Phillip Shapiro will present a tutorial on the very valuable technique of image stacking.
Why stack images? Good question! One of the most common reasons is to take images of very faint objects that are barely discernible in any single exposure. By “stacking” several images together, you can create a “synthesized long exposure” that is brighter than any of the individual source images. For example, if your digital camera is limited to taking images with exposures of 30 seconds or less, it is impossible to take pictures of a moonlit landscape, which typically requires an exposure of a few minutes. However, if you take six exposures (each of 30 seconds) and then stack them together, you can create a synthesized 3-minute exposure.
Image Stacker is a shareware program, which combines—or “stacks”—multiple images into a single image, using one of several different blending methods. Image Stacker can be used for a variety of purposes, but the primary purposes are (1) to create very long exposures (longer than would be possible using any single exposure) (2) to create star-trail images and (3) to reduce the appearance of “digital noise.

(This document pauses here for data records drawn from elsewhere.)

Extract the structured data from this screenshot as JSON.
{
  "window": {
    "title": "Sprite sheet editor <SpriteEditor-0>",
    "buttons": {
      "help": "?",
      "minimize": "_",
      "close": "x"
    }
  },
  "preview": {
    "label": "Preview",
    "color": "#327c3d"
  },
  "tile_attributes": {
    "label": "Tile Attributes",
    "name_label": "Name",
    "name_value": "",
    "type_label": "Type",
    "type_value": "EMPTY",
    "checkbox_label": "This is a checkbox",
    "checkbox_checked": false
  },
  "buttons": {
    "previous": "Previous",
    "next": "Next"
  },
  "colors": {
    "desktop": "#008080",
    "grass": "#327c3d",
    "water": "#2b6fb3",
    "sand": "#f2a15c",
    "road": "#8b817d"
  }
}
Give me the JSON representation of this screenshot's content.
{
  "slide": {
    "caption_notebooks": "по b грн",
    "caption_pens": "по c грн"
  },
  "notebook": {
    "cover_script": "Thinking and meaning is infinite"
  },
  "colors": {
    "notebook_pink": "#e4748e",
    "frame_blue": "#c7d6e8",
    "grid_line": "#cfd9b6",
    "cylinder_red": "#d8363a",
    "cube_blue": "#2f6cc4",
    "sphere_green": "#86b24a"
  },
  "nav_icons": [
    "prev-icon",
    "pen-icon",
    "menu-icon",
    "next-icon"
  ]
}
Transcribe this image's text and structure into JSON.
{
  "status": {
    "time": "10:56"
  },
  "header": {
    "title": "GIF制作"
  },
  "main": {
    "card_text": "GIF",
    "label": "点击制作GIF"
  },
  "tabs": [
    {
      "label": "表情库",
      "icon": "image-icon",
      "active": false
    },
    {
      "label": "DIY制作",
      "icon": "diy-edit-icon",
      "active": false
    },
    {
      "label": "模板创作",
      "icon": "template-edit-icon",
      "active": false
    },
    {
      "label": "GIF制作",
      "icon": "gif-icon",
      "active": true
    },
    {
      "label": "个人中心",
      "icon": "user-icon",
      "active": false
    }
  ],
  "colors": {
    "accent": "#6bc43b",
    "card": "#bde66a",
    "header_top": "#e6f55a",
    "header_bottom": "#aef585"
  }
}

I will also demonstrate “focus stacking” in Photoshop using an image of apples. If you do not have Adobe Photoshop, you can download a free software program called Gimp, which is an open-source tool that lets you create and edit images. You can crop, add text, resize, and create nested layers.
If time permits, I will also show how to do star trails using free specialized software called StarStaX. This is powerful photo-editing software that creates stacked images from your photos to generate amazing effects. With features like gap filling, blending, and overlaying dark frames, this tool helps you create works of art from your time-lapse and other photos.